Your task. Return the listing verbatim, images left out.

*** Opening Input data ***

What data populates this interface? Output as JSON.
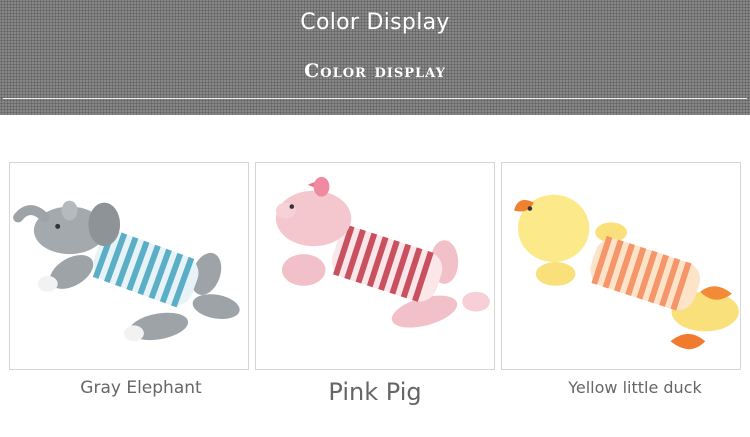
{
  "banner": {
    "title": "Color Display",
    "subtitle": "Color display"
  },
  "products": [
    {
      "name": "Gray Elephant",
      "icon": "gray-elephant-toy-image",
      "color": "#9aa0a6"
    },
    {
      "name": "Pink Pig",
      "icon": "pink-pig-toy-image",
      "color": "#f3c4cc"
    },
    {
      "name": "Yellow little duck",
      "icon": "yellow-duck-toy-image",
      "color": "#fbe47a"
    }
  ]
}
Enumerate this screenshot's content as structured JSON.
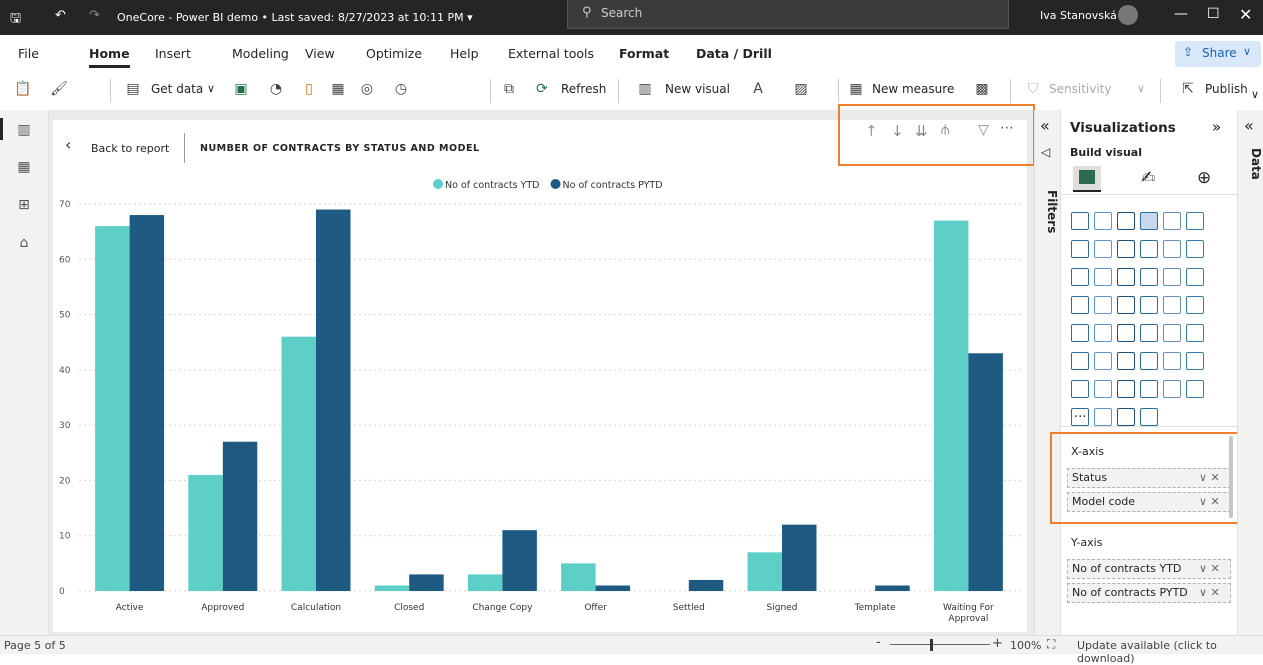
{
  "titlebar": {
    "doc_title": "OneCore - Power BI demo • Last saved: 8/27/2023 at 10:11 PM ▾",
    "search_label": "Search",
    "user_name": "Iva Stanovská"
  },
  "ribbon_tabs": [
    "File",
    "Home",
    "Insert",
    "Modeling",
    "View",
    "Optimize",
    "Help",
    "External tools",
    "Format",
    "Data / Drill"
  ],
  "active_tab": "Home",
  "share_label": "Share",
  "toolbar": {
    "get_data": "Get data",
    "refresh": "Refresh",
    "new_visual": "New visual",
    "new_measure": "New measure",
    "sensitivity": "Sensitivity",
    "publish": "Publish"
  },
  "visual": {
    "back_label": "Back to report",
    "title": "NUMBER OF CONTRACTS BY STATUS AND MODEL"
  },
  "chart_data": {
    "type": "bar",
    "title": "NUMBER OF CONTRACTS BY STATUS AND MODEL",
    "categories": [
      "Active",
      "Approved",
      "Calculation",
      "Closed",
      "Change Copy",
      "Offer",
      "Settled",
      "Signed",
      "Template",
      "Waiting For Approval"
    ],
    "series": [
      {
        "name": "No of contracts YTD",
        "color": "#5ecfc6",
        "values": [
          66,
          21,
          46,
          1,
          3,
          5,
          0,
          7,
          0,
          67
        ]
      },
      {
        "name": "No of contracts PYTD",
        "color": "#1e5a82",
        "values": [
          68,
          27,
          69,
          3,
          11,
          1,
          2,
          12,
          1,
          43
        ]
      }
    ],
    "ylim": [
      0,
      70
    ],
    "yticks": [
      0,
      10,
      20,
      30,
      40,
      50,
      60,
      70
    ],
    "legend": "top-center",
    "grid": true
  },
  "filters_label": "Filters",
  "viz_pane": {
    "title": "Visualizations",
    "build_visual": "Build visual",
    "more": "...",
    "xaxis_label": "X-axis",
    "xaxis_fields": [
      "Status",
      "Model code"
    ],
    "yaxis_label": "Y-axis",
    "yaxis_fields": [
      "No of contracts YTD",
      "No of contracts PYTD"
    ]
  },
  "data_label": "Data",
  "statusbar": {
    "page": "Page 5 of 5",
    "zoom": "100%",
    "update": "Update available (click to download)"
  }
}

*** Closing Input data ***

Task output.
What data populates this interface? Output as JSON.
{
  "banner": {
    "title": "Color Display",
    "subtitle": "Color display"
  },
  "products": [
    {
      "name": "Gray Elephant",
      "icon": "gray-elephant-toy-image",
      "color": "#9aa0a6"
    },
    {
      "name": "Pink Pig",
      "icon": "pink-pig-toy-image",
      "color": "#f3c4cc"
    },
    {
      "name": "Yellow little duck",
      "icon": "yellow-duck-toy-image",
      "color": "#fbe47a"
    }
  ]
}
Enumerate this screenshot's content as structured JSON.
{
  "titlebar": {
    "doc_title": "OneCore - Power BI demo • Last saved: 8/27/2023 at 10:11 PM ▾",
    "search_label": "Search",
    "user_name": "Iva Stanovská"
  },
  "ribbon_tabs": [
    "File",
    "Home",
    "Insert",
    "Modeling",
    "View",
    "Optimize",
    "Help",
    "External tools",
    "Format",
    "Data / Drill"
  ],
  "active_tab": "Home",
  "share_label": "Share",
  "toolbar": {
    "get_data": "Get data",
    "refresh": "Refresh",
    "new_visual": "New visual",
    "new_measure": "New measure",
    "sensitivity": "Sensitivity",
    "publish": "Publish"
  },
  "visual": {
    "back_label": "Back to report",
    "title": "NUMBER OF CONTRACTS BY STATUS AND MODEL"
  },
  "chart_data": {
    "type": "bar",
    "title": "NUMBER OF CONTRACTS BY STATUS AND MODEL",
    "categories": [
      "Active",
      "Approved",
      "Calculation",
      "Closed",
      "Change Copy",
      "Offer",
      "Settled",
      "Signed",
      "Template",
      "Waiting For Approval"
    ],
    "series": [
      {
        "name": "No of contracts YTD",
        "color": "#5ecfc6",
        "values": [
          66,
          21,
          46,
          1,
          3,
          5,
          0,
          7,
          0,
          67
        ]
      },
      {
        "name": "No of contracts PYTD",
        "color": "#1e5a82",
        "values": [
          68,
          27,
          69,
          3,
          11,
          1,
          2,
          12,
          1,
          43
        ]
      }
    ],
    "ylim": [
      0,
      70
    ],
    "yticks": [
      0,
      10,
      20,
      30,
      40,
      50,
      60,
      70
    ],
    "legend": "top-center",
    "grid": true
  },
  "filters_label": "Filters",
  "viz_pane": {
    "title": "Visualizations",
    "build_visual": "Build visual",
    "more": "...",
    "xaxis_label": "X-axis",
    "xaxis_fields": [
      "Status",
      "Model code"
    ],
    "yaxis_label": "Y-axis",
    "yaxis_fields": [
      "No of contracts YTD",
      "No of contracts PYTD"
    ]
  },
  "data_label": "Data",
  "statusbar": {
    "page": "Page 5 of 5",
    "zoom": "100%",
    "update": "Update available (click to download)"
  }
}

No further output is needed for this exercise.